The Firepower System
allows you to implement multitenancy using
domains. Domains segment user access to managed devices,
configurations, and events. You can create up to 50 subdomains under a
top-level Global domain, in two or three levels.
When you log into the
you log into a single domain, called the
Depending on your user account, you may be able to switch to other domains.
In addition to any
restrictions imposed by your user role, your current domain level can also
limit your ability to modify various Firepower System configurations. The
system limits most management tasks, like system software updates, to the
The system limits
other tasks to
which are domains with no subdomains. For example, you must associate each
managed device with a leaf domain, and perform device management tasks from the
context of that leaf domain.
Each task topic in
this guide has a
Domains value that indicates the domain levels where you can
perform the task.
Each leaf domain
builds its own network map, based on the discovery data collected by that leaf
domain’s devices. Events reported by a managed device (connection, intrusion,
malware, and so on) are also associated with the device's leaf domain.
If you do not
configure multitenancy, all devices, configurations, and events belong to the
Global domain, which in this scenario is also a leaf domain. Except for domain
management, the system hides domain-specific configurations and analysis
options until you add subdomains.
Levels: Global and Second-Level
In a two-level
multidomain deployment, the Global domain has direct descendant domains only.
For example, a managed security service provider (MSSP) can use a single
to manage network security for multiple customers:
at the MSSP can log into the Global domain to manage all customers’
for each customer can log into second-level named subdomains to manage only the
devices, configurations, and events applicable to their organizations. These
local administrators cannot view or affect the deployments of other customers
of the MSSP.
Levels: Global, Second-Level, and Third-Level
In a three-level
multidomain deployment, the Global domain has subdomains, at least one of which
has its own subdomain. To extend the previous example, consider a scenario
where an MSSP customer—already restricted to a subdomain—wants to further
segment its deployment. This customer wants to separately manage two classes of
device: devices placed on network edges and devices placed internally:
for the customer can log into a second-level subdomain to manage the customer’s
for the customer’s edge network can log into a third-level (leaf) domain to
manage only the devices, configurations, and events applicable to devices
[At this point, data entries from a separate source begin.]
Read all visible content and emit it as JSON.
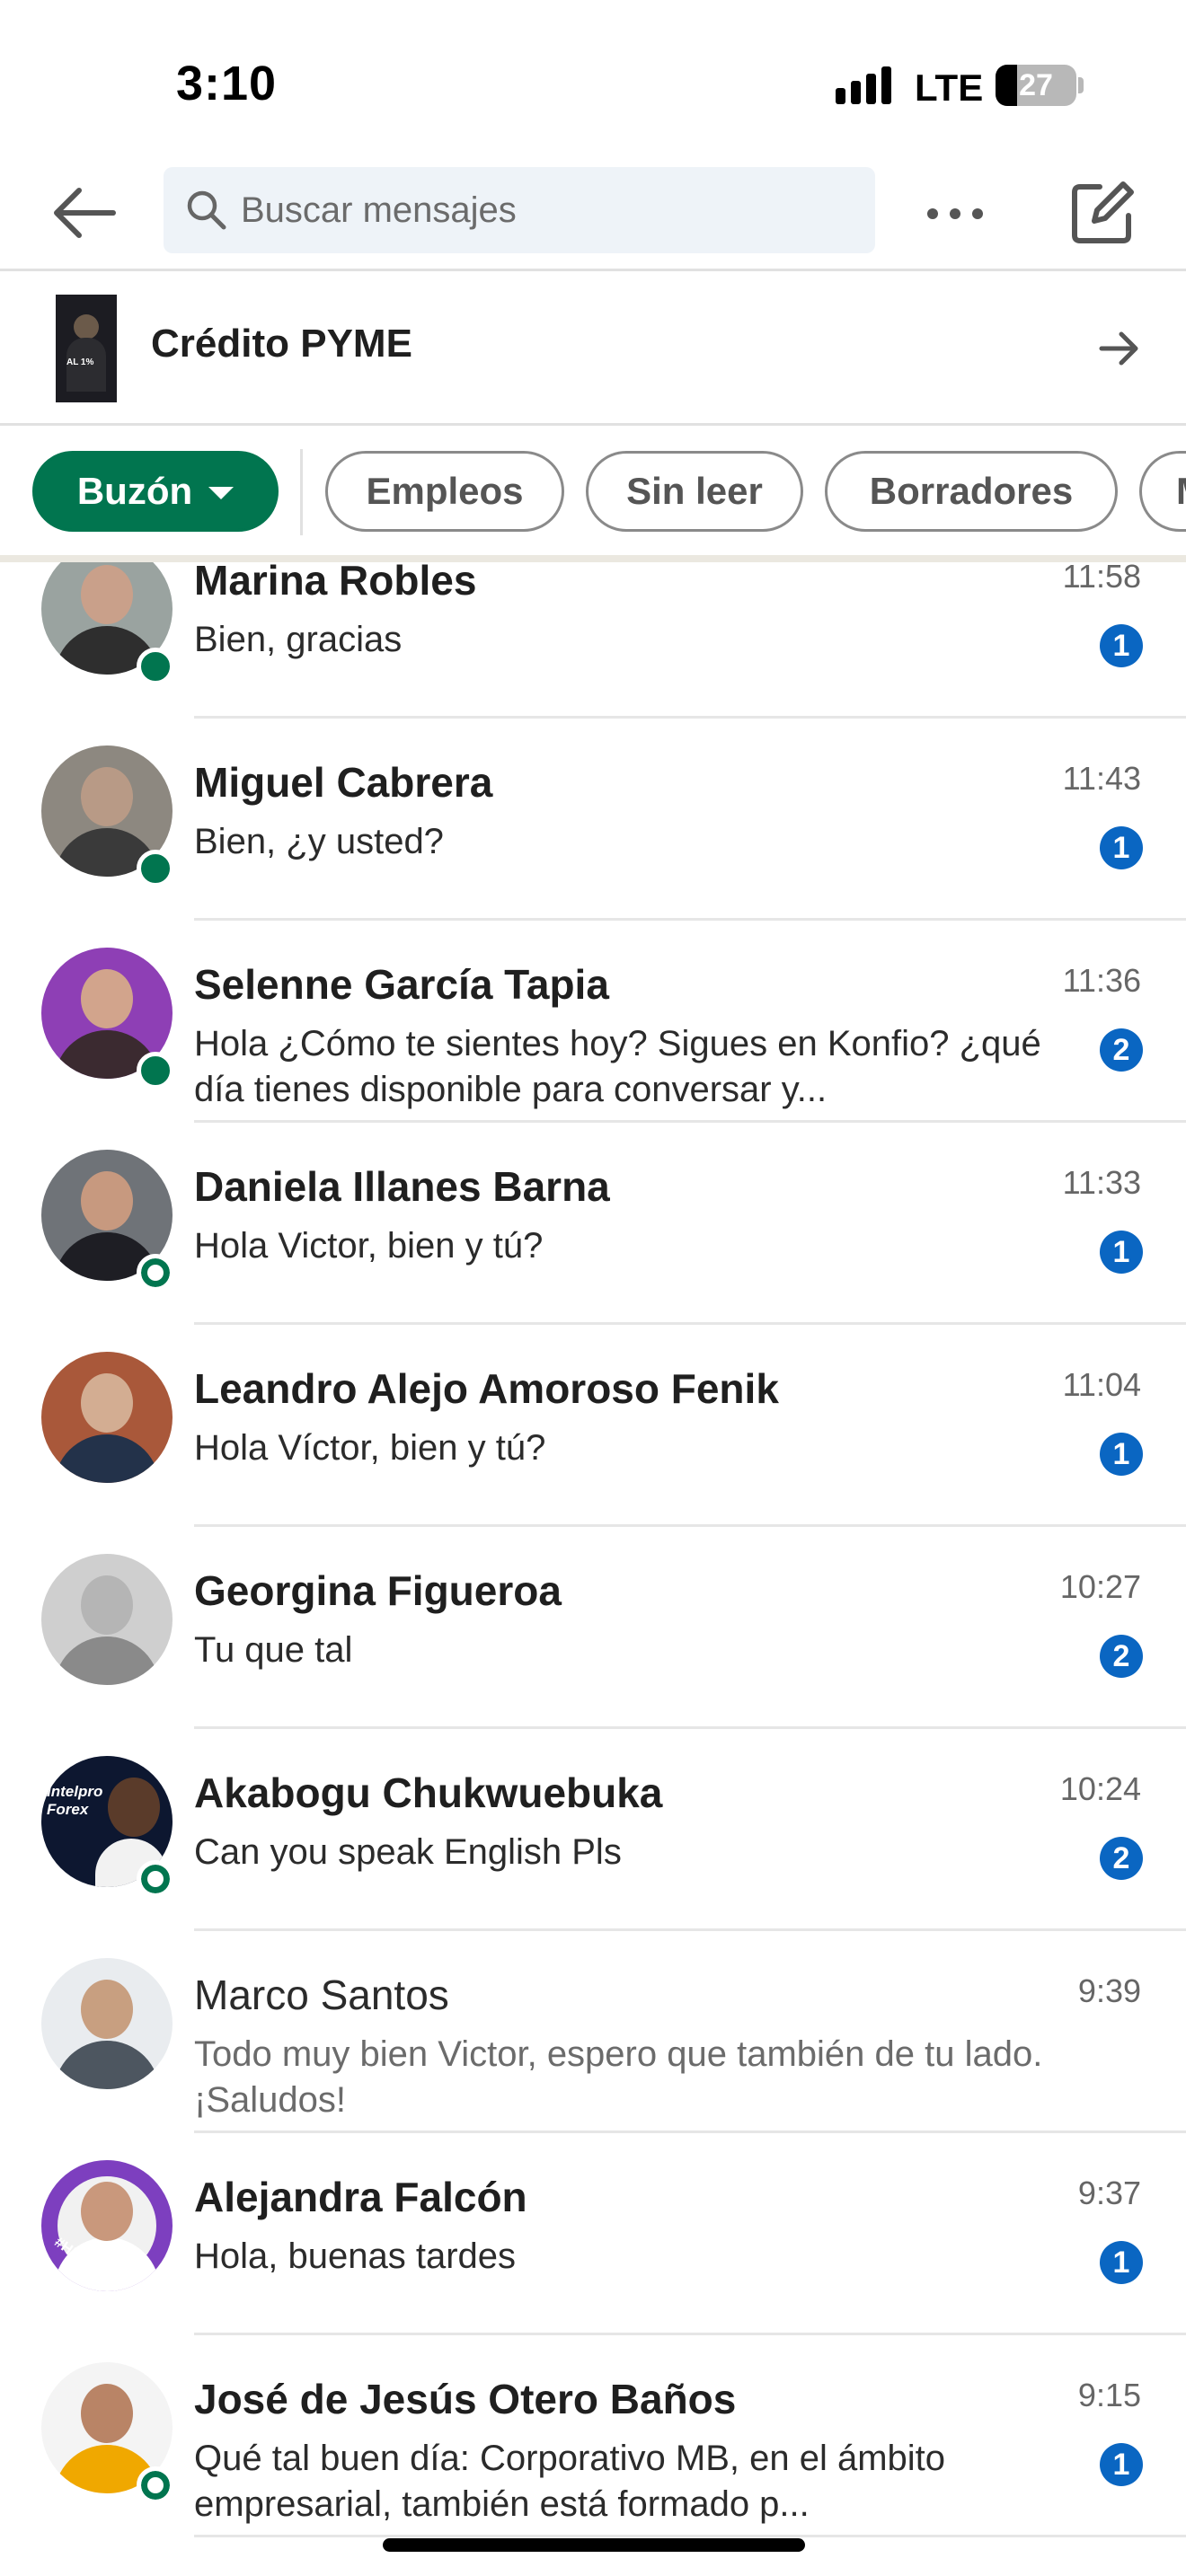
{
  "status_bar": {
    "time": "3:10",
    "network": "LTE",
    "battery": "27",
    "battery_level": 0.27
  },
  "header": {
    "search": {
      "placeholder": "Buscar mensajes"
    },
    "icons": {
      "back": "back-arrow-icon",
      "search": "search-icon",
      "more": "more-icon",
      "compose": "compose-icon"
    }
  },
  "promo": {
    "title": "Crédito PYME",
    "thumb_text": "AL 1%"
  },
  "filters": {
    "chips": [
      "Buzón",
      "Empleos",
      "Sin leer",
      "Borradores",
      "M"
    ]
  },
  "colors": {
    "accent_green": "#01754f",
    "badge_blue": "#0a66c2",
    "search_bg": "#eef3f8"
  },
  "conversations": [
    {
      "name": "Marina Robles",
      "snippet": "Bien, gracias",
      "time": "11:58",
      "unread": "1",
      "presence": "online"
    },
    {
      "name": "Miguel Cabrera",
      "snippet": "Bien, ¿y usted?",
      "time": "11:43",
      "unread": "1",
      "presence": "online"
    },
    {
      "name": "Selenne García Tapia",
      "snippet": "Hola ¿Cómo te sientes hoy? Sigues en Konfio? ¿qué día tienes disponible para conversar y...",
      "time": "11:36",
      "unread": "2",
      "presence": "online"
    },
    {
      "name": "Daniela Illanes Barna",
      "snippet": "Hola Victor, bien y tú?",
      "time": "11:33",
      "unread": "1",
      "presence": "recent"
    },
    {
      "name": "Leandro Alejo Amoroso Fenik",
      "snippet": "Hola Víctor, bien y tú?",
      "time": "11:04",
      "unread": "1",
      "presence": "none"
    },
    {
      "name": "Georgina Figueroa",
      "snippet": "Tu que tal",
      "time": "10:27",
      "unread": "2",
      "presence": "none"
    },
    {
      "name": "Akabogu Chukwuebuka",
      "snippet": "Can you speak English Pls",
      "time": "10:24",
      "unread": "2",
      "presence": "recent",
      "avatar_text": "Intelpro Forex"
    },
    {
      "name": "Marco Santos",
      "snippet": "Todo muy bien Victor, espero que también de tu lado. ¡Saludos!",
      "time": "9:39",
      "unread": "",
      "presence": "none"
    },
    {
      "name": "Alejandra Falcón",
      "snippet": "Hola, buenas tardes",
      "time": "9:37",
      "unread": "1",
      "presence": "none",
      "avatar_text": "#HIRING"
    },
    {
      "name": "José de Jesús Otero Baños",
      "snippet": "Qué tal buen día: Corporativo MB, en el ámbito empresarial, también está formado p...",
      "time": "9:15",
      "unread": "1",
      "presence": "recent"
    }
  ]
}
deployed on the network edge. Similarly, administrators for the customer’s
internal network can log into a different third-level domain to manage internal
devices, configurations, and events. Edge and internal administrators cannot
view each other's deployment.